- Dataset records:
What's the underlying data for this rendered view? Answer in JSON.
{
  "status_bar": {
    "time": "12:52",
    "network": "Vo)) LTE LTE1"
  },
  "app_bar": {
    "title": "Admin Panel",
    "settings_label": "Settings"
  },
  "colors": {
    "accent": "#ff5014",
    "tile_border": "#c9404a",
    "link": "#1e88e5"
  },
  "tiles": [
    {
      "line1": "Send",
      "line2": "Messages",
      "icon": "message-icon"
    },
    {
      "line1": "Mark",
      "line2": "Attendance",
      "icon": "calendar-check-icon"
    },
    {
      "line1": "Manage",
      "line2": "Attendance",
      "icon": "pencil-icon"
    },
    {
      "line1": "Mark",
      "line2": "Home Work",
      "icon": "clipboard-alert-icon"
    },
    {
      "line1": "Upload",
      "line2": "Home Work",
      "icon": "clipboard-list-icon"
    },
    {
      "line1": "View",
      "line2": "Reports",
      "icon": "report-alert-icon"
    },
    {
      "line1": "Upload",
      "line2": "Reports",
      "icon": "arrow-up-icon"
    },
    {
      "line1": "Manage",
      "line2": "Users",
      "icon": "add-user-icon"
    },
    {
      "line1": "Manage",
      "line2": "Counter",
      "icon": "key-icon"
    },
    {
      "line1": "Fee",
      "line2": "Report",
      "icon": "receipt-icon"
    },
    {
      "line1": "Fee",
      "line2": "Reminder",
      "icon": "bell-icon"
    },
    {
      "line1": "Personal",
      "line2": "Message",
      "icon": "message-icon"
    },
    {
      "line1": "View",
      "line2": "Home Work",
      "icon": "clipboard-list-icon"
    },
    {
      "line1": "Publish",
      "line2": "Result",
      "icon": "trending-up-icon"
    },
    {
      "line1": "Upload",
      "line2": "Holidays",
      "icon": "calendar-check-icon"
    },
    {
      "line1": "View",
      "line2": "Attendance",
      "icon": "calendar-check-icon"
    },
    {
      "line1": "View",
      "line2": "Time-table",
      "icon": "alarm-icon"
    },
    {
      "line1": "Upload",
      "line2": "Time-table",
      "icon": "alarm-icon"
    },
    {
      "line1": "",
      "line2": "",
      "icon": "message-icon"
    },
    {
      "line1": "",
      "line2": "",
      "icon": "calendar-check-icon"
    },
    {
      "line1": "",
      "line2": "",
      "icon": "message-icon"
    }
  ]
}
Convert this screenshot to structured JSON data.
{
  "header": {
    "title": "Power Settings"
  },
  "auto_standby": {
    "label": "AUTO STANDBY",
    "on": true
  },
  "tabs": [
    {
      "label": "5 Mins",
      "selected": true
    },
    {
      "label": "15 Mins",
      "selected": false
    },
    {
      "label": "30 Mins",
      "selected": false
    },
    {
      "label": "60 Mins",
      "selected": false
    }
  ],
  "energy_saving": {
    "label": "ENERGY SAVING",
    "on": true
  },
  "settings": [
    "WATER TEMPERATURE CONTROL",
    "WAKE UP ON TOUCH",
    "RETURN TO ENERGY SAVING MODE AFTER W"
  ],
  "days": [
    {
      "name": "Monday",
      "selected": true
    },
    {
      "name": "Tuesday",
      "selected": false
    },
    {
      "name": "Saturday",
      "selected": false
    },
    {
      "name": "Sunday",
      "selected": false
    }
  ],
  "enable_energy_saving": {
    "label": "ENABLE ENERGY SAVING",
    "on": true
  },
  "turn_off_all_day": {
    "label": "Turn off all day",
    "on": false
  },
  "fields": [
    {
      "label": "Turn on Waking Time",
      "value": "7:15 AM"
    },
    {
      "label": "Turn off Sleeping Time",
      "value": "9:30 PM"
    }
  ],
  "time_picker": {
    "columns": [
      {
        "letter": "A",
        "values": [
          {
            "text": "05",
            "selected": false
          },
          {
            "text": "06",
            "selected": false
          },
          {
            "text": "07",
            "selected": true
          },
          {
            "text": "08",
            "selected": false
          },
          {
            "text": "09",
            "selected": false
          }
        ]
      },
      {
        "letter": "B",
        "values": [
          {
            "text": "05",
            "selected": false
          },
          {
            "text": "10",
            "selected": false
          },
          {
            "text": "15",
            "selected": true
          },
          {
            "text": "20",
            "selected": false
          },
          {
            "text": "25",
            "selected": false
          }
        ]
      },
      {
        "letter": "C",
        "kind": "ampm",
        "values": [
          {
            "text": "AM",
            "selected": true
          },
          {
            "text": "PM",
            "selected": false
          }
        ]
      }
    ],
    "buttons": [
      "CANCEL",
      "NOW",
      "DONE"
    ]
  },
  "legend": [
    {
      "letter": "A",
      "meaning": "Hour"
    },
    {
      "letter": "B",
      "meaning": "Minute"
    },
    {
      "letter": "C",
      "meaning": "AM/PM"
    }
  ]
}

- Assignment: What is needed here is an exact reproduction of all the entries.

- Solution:
What's the underlying data for this rendered view? Answer in JSON.
{
  "status_bar": {
    "time": "12:52",
    "network": "Vo)) LTE LTE1"
  },
  "app_bar": {
    "title": "Admin Panel",
    "settings_label": "Settings"
  },
  "colors": {
    "accent": "#ff5014",
    "tile_border": "#c9404a",
    "link": "#1e88e5"
  },
  "tiles": [
    {
      "line1": "Send",
      "line2": "Messages",
      "icon": "message-icon"
    },
    {
      "line1": "Mark",
      "line2": "Attendance",
      "icon": "calendar-check-icon"
    },
    {
      "line1": "Manage",
      "line2": "Attendance",
      "icon": "pencil-icon"
    },
    {
      "line1": "Mark",
      "line2": "Home Work",
      "icon": "clipboard-alert-icon"
    },
    {
      "line1": "Upload",
      "line2": "Home Work",
      "icon": "clipboard-list-icon"
    },
    {
      "line1": "View",
      "line2": "Reports",
      "icon": "report-alert-icon"
    },
    {
      "line1": "Upload",
      "line2": "Reports",
      "icon": "arrow-up-icon"
    },
    {
      "line1": "Manage",
      "line2": "Users",
      "icon": "add-user-icon"
    },
    {
      "line1": "Manage",
      "line2": "Counter",
      "icon": "key-icon"
    },
    {
      "line1": "Fee",
      "line2": "Report",
      "icon": "receipt-icon"
    },
    {
      "line1": "Fee",
      "line2": "Reminder",
      "icon": "bell-icon"
    },
    {
      "line1": "Personal",
      "line2": "Message",
      "icon": "message-icon"
    },
    {
      "line1": "View",
      "line2": "Home Work",
      "icon": "clipboard-list-icon"
    },
    {
      "line1": "Publish",
      "line2": "Result",
      "icon": "trending-up-icon"
    },
    {
      "line1": "Upload",
      "line2": "Holidays",
      "icon": "calendar-check-icon"
    },
    {
      "line1": "View",
      "line2": "Attendance",
      "icon": "calendar-check-icon"
    },
    {
      "line1": "View",
      "line2": "Time-table",
      "icon": "alarm-icon"
    },
    {
      "line1": "Upload",
      "line2": "Time-table",
      "icon": "alarm-icon"
    },
    {
      "line1": "",
      "line2": "",
      "icon": "message-icon"
    },
    {
      "line1": "",
      "line2": "",
      "icon": "calendar-check-icon"
    },
    {
      "line1": "",
      "line2": "",
      "icon": "message-icon"
    }
  ]
}
Convert this screenshot to structured JSON data.
{
  "header": {
    "title": "Power Settings"
  },
  "auto_standby": {
    "label": "AUTO STANDBY",
    "on": true
  },
  "tabs": [
    {
      "label": "5 Mins",
      "selected": true
    },
    {
      "label": "15 Mins",
      "selected": false
    },
    {
      "label": "30 Mins",
      "selected": false
    },
    {
      "label": "60 Mins",
      "selected": false
    }
  ],
  "energy_saving": {
    "label": "ENERGY SAVING",
    "on": true
  },
  "settings": [
    "WATER TEMPERATURE CONTROL",
    "WAKE UP ON TOUCH",
    "RETURN TO ENERGY SAVING MODE AFTER W"
  ],
  "days": [
    {
      "name": "Monday",
      "selected": true
    },
    {
      "name": "Tuesday",
      "selected": false
    },
    {
      "name": "Saturday",
      "selected": false
    },
    {
      "name": "Sunday",
      "selected": false
    }
  ],
  "enable_energy_saving": {
    "label": "ENABLE ENERGY SAVING",
    "on": true
  },
  "turn_off_all_day": {
    "label": "Turn off all day",
    "on": false
  },
  "fields": [
    {
      "label": "Turn on Waking Time",
      "value": "7:15 AM"
    },
    {
      "label": "Turn off Sleeping Time",
      "value": "9:30 PM"
    }
  ],
  "time_picker": {
    "columns": [
      {
        "letter": "A",
        "values": [
          {
            "text": "05",
            "selected": false
          },
          {
            "text": "06",
            "selected": false
          },
          {
            "text": "07",
            "selected": true
          },
          {
            "text": "08",
            "selected": false
          },
          {
            "text": "09",
            "selected": false
          }
        ]
      },
      {
        "letter": "B",
        "values": [
          {
            "text": "05",
            "selected": false
          },
          {
            "text": "10",
            "selected": false
          },
          {
            "text": "15",
            "selected": true
          },
          {
            "text": "20",
            "selected": false
          },
          {
            "text": "25",
            "selected": false
          }
        ]
      },
      {
        "letter": "C",
        "kind": "ampm",
        "values": [
          {
            "text": "AM",
            "selected": true
          },
          {
            "text": "PM",
            "selected": false
          }
        ]
      }
    ],
    "buttons": [
      "CANCEL",
      "NOW",
      "DONE"
    ]
  },
  "legend": [
    {
      "letter": "A",
      "meaning": "Hour"
    },
    {
      "letter": "B",
      "meaning": "Minute"
    },
    {
      "letter": "C",
      "meaning": "AM/PM"
    }
  ]
}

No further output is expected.